Nurseries, others with large properties can still burn debris with special permit
A Gresham ordinance that limits burning yard debris to 20 days a year passed its final round of approval.
Gresham city councilors on Tuesday, April 3, unanimously approved a second enactment reading of the ordinance, which limits yard debris fires in residential areas to 10 spread-out days in autumn and spring.
The ordinance, drafted by Gresham Fire Marshal Gus Lian, takes effect in mid May.

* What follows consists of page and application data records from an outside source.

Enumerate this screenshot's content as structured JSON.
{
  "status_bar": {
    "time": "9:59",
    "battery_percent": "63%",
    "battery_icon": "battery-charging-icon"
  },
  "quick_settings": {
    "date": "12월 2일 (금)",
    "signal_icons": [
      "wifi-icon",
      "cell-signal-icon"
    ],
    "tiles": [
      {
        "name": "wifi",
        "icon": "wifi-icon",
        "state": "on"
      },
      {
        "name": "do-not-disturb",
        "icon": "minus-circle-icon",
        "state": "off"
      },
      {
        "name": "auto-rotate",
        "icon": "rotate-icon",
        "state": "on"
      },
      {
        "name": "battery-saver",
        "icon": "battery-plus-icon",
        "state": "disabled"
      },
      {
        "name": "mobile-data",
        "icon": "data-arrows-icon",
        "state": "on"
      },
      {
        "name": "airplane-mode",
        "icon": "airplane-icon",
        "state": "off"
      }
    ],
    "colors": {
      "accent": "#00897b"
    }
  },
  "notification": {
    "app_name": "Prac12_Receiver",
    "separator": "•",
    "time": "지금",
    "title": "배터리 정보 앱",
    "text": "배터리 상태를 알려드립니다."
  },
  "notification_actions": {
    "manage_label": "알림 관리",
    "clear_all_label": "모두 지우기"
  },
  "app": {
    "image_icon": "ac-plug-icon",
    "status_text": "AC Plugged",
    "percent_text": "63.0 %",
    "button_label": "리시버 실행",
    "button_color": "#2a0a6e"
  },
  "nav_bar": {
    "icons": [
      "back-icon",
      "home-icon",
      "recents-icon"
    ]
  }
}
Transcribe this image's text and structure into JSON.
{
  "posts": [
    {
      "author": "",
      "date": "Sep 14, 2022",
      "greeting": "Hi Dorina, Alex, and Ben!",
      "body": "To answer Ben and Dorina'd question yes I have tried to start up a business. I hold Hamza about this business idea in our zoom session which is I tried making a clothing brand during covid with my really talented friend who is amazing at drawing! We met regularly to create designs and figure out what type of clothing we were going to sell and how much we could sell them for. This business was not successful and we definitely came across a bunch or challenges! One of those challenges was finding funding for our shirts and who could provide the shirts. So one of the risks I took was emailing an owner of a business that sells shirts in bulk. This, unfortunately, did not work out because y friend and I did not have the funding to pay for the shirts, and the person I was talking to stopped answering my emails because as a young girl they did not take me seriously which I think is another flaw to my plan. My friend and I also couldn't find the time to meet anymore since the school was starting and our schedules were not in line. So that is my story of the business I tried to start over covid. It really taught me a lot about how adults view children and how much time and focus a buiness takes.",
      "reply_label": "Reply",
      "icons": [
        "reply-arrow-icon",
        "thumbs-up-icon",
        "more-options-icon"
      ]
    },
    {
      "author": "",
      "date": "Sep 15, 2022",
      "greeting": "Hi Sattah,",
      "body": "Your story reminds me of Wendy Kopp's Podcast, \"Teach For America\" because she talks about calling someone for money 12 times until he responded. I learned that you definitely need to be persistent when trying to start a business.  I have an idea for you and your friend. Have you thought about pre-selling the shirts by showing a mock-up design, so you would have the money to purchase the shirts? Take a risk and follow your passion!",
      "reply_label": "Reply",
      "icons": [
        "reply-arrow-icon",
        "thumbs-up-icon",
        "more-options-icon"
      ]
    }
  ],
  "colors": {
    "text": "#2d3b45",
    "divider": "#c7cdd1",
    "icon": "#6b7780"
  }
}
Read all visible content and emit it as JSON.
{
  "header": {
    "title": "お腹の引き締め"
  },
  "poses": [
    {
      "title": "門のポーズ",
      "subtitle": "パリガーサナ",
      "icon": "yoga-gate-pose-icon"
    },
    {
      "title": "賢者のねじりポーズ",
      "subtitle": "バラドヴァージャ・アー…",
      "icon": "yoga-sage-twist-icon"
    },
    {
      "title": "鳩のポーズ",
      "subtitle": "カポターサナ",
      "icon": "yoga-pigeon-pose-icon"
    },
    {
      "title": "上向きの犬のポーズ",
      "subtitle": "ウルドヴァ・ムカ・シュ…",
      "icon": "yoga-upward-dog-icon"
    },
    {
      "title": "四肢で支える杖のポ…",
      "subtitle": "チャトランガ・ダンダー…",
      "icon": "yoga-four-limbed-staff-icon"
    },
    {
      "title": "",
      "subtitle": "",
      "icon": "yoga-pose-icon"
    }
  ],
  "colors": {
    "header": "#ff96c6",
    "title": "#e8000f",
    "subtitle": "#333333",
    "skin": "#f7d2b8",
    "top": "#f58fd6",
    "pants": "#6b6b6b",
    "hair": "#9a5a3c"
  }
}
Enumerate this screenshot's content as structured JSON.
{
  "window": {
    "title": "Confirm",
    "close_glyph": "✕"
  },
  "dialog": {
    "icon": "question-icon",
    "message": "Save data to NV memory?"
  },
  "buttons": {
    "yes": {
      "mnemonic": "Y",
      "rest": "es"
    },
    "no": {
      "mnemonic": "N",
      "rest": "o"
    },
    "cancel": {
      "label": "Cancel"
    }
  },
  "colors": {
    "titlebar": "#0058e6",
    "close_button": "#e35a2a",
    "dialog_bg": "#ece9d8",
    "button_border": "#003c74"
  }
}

Lian proposed the limit on fires in residential areas, also known as backyard burns, due to the once-rural city's growth, increasing density and a rising number of citizen complaints. Noxious smoke from fires pose health concerns, ranging from itchy eyes to breathing problems, say those who support the ordinance.
Some residents whose property generates too much yard debris to recycle curbside encouraged the council not to move forward with the restriction.
Lian, however, said residents will still be able to burn large amounts of tree branches, hedge clippings and the like if they get an open-burn permit. The permits cost $75 and are good for up to a year. Nurseries also can use agricultural burn permits to burn their debris.